Dehumidifiers serve a number of different household purposes. These electrical appliances can help enormously in allergy season, and they protect your home against mildew and mold. A dehumidifier does exactly what the name implies – it “dehumidifies” the air by pulling out moisture. You might have different dehumidifier needs based on where you’re placing the appliance, who is affected, and how often you intend to keep it running.
If you have a crawlspace, you’re going to want a dehumidifier. This will help protect your space from rotting with mildew and mold. However, the right capacity needs to be used. Your home environment plays a big part in the type of dehumidifier that’s right for you.
Know Your Humidity Level
You should test the humidity level of your crawlspace. From there, you need to know how many air changes need to be made per hour to regulate the moisture.

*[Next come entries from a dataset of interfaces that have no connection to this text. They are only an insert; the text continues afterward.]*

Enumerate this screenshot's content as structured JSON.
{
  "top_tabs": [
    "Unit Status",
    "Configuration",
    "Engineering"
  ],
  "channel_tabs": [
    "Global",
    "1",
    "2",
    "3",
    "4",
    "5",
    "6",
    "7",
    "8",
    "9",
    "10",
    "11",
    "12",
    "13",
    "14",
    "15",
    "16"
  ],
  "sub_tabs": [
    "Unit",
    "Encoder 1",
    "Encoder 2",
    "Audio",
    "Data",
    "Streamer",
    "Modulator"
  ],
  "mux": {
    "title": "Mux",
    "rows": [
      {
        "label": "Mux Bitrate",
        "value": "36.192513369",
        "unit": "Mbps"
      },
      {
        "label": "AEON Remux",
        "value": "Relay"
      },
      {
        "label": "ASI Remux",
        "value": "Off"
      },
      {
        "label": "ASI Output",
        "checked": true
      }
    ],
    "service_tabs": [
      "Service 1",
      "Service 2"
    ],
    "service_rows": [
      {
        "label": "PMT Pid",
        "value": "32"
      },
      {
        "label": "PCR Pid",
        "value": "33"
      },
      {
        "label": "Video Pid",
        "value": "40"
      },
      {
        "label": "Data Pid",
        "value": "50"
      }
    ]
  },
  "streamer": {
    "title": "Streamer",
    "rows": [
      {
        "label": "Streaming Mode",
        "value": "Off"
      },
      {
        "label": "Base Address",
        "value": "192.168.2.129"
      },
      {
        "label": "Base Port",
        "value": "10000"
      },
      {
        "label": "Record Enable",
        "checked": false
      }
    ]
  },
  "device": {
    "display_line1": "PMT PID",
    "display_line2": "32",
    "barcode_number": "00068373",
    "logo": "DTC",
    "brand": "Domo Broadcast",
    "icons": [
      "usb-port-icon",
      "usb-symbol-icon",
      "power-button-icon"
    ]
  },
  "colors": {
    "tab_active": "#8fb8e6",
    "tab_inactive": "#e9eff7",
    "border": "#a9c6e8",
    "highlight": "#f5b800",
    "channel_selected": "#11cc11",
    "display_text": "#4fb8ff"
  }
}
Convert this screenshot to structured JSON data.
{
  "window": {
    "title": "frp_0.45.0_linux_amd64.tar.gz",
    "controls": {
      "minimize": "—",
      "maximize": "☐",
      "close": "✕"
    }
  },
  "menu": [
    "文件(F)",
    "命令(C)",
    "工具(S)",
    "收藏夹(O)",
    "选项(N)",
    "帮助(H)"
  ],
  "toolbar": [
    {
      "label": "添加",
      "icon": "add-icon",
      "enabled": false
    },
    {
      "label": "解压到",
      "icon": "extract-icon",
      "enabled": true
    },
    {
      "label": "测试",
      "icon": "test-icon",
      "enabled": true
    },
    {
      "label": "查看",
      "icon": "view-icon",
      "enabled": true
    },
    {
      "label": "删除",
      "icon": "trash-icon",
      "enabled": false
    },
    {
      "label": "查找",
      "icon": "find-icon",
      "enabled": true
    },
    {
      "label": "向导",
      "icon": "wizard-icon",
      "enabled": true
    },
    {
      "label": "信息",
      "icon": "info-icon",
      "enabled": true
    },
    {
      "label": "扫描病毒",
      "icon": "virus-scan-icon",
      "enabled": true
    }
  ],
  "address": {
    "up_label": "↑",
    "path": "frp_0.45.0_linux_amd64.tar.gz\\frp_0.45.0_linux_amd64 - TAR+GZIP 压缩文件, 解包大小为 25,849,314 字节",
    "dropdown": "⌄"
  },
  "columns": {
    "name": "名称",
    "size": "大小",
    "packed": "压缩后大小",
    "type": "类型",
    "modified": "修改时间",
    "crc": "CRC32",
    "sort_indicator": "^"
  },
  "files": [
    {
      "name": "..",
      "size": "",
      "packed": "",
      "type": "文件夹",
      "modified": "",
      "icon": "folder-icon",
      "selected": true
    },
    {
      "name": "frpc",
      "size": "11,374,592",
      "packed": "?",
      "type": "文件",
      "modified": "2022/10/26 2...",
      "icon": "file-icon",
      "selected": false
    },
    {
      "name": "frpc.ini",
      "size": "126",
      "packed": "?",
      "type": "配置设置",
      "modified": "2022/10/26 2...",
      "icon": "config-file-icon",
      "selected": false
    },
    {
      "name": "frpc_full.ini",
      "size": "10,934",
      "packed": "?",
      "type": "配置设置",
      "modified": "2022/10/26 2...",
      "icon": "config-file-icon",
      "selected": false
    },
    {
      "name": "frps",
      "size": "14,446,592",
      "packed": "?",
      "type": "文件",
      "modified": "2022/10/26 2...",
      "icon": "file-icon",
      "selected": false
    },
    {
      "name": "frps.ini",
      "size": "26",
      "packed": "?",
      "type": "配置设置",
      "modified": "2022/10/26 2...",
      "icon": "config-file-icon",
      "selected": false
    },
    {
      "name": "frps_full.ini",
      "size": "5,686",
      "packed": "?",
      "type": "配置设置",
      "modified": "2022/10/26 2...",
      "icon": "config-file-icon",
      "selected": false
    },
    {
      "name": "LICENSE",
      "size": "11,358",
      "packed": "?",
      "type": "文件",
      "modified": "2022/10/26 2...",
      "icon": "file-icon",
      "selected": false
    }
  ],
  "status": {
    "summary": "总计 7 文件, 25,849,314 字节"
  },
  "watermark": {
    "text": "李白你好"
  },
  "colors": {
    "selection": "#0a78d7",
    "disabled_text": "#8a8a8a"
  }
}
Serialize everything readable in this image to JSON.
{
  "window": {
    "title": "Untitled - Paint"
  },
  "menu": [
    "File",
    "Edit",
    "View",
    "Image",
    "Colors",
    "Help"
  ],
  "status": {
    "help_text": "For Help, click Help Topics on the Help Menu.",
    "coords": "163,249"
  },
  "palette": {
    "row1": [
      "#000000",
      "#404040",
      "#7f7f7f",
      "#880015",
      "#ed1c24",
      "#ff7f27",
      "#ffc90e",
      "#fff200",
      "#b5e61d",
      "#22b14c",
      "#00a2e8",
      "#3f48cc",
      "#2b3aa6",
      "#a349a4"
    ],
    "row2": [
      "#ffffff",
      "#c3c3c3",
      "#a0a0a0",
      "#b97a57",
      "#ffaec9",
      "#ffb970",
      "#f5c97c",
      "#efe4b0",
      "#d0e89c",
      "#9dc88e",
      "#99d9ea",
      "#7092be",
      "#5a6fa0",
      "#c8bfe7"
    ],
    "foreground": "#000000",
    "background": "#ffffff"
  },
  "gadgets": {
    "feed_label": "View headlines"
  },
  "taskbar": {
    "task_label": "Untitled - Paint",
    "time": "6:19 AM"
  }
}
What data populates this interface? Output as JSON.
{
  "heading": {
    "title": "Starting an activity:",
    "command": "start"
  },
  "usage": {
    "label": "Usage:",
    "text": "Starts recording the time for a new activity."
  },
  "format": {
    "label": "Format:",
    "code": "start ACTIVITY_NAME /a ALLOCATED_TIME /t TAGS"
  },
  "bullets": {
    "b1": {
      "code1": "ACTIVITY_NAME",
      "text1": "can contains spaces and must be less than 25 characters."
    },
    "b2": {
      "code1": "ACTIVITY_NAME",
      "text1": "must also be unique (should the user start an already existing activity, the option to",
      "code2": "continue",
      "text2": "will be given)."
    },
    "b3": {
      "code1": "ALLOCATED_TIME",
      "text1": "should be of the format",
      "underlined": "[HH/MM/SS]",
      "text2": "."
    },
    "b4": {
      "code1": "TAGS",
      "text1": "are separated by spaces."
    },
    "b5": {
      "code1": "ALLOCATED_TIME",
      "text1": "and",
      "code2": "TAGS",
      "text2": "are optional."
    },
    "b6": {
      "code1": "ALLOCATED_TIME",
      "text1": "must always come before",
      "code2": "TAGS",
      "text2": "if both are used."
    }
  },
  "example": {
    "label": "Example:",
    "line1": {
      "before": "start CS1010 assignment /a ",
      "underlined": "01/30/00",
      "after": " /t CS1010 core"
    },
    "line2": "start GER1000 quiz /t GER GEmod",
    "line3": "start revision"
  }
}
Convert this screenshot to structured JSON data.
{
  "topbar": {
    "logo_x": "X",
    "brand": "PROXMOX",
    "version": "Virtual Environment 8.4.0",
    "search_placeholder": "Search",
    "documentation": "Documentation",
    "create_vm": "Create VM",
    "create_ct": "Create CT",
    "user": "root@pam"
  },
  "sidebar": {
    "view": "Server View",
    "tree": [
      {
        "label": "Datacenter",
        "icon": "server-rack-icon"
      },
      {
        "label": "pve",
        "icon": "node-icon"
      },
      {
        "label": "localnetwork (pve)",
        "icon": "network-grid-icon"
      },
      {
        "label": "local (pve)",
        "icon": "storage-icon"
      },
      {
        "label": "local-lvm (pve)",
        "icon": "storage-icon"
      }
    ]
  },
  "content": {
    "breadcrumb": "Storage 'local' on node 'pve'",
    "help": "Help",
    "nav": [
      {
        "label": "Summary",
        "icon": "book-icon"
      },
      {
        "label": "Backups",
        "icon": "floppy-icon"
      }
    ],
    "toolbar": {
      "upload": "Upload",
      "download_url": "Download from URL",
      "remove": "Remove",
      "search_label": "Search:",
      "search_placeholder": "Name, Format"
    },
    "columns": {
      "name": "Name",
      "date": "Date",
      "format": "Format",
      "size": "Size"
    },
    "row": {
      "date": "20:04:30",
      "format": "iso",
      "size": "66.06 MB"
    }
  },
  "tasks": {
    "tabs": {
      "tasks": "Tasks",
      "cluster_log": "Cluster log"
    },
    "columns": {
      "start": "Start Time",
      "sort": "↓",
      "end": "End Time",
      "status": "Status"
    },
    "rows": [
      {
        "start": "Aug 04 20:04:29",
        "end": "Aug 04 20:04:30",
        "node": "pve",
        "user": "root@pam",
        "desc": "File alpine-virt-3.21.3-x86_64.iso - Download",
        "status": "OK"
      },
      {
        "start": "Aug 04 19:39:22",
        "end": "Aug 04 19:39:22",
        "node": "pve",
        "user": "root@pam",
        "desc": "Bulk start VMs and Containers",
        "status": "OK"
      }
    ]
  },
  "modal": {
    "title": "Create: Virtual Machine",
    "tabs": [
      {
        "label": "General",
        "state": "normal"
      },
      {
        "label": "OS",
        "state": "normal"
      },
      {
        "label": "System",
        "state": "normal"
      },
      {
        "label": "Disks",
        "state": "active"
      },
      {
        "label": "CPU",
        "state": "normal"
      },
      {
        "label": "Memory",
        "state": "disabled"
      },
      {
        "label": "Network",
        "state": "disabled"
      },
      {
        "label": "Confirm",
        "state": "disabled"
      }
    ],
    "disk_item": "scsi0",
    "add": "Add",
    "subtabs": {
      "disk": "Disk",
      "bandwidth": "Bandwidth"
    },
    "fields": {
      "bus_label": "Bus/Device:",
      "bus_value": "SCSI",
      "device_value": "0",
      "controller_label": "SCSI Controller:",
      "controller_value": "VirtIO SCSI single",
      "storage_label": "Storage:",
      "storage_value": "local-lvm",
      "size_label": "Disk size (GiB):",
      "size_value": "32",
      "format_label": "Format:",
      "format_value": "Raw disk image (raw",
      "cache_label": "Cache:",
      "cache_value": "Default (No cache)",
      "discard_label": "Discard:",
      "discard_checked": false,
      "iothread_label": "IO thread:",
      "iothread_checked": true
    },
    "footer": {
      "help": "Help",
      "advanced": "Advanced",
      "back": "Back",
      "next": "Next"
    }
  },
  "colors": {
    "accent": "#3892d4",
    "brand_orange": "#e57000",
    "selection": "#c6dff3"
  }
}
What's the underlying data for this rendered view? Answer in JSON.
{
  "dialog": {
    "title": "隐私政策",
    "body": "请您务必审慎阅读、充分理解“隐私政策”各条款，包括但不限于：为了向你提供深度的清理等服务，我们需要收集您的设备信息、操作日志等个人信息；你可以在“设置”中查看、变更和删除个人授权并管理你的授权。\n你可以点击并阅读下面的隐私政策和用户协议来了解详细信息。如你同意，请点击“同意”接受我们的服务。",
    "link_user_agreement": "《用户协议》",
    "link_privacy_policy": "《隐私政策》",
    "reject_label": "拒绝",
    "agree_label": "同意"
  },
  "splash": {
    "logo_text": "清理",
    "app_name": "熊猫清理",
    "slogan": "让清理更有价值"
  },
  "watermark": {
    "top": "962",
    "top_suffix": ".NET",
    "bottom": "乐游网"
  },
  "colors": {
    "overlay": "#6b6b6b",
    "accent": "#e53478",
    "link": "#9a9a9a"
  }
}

If you want an exact measurement, you can use an inexpensive gauge called the hygrometer. There’s also a “rule of thumb” type of test.
- Moderate dampness – Feels damp and smells musty during humid weather, needs 3 air changes each hour
- Very damp – Feels damp and smells musty in all weather, needs 4 air changes each hour
- Wet – Visible water, mildew, or mold, needs 5 changes each hour
- Extremely wet – Standing water is visible, needs 6 changes each hour
Measure Your Space
Crawlspaces are, by definition, small. After you’ve determined your humidity level, you should get a measurement of your crawlspace in cubic feet. That way, you know the dimensions of a dehumidifier that can fit in your space.
Calculate Your Air Flow
“Air flow” refers to the amount of air that must move every minute to keep a space dry. Your dehumidifier needs enough power to reach the right air flow.
The equation for determining air flow is:
Crawlspace in cubic feet multiplied by the necessary air changes, divided by 60.
Understand Moisture Removal
Another component of dehumidifiers is the moisture removed from the air. This is calculated by determining how many PPD (pints per day) need to be removed from your desired area. Small areas might need less than 10 PPD, but larger spaces might need closer to 50 PPD. Since your crawl space is small, you probably don’t need a huge PPD rating.
The dehumidifiers you choose from will be rated by the PPD and the CFM (cubic feet moved). As long as you make your calculations beforehand, you should know exactly what specifications you’re looking for.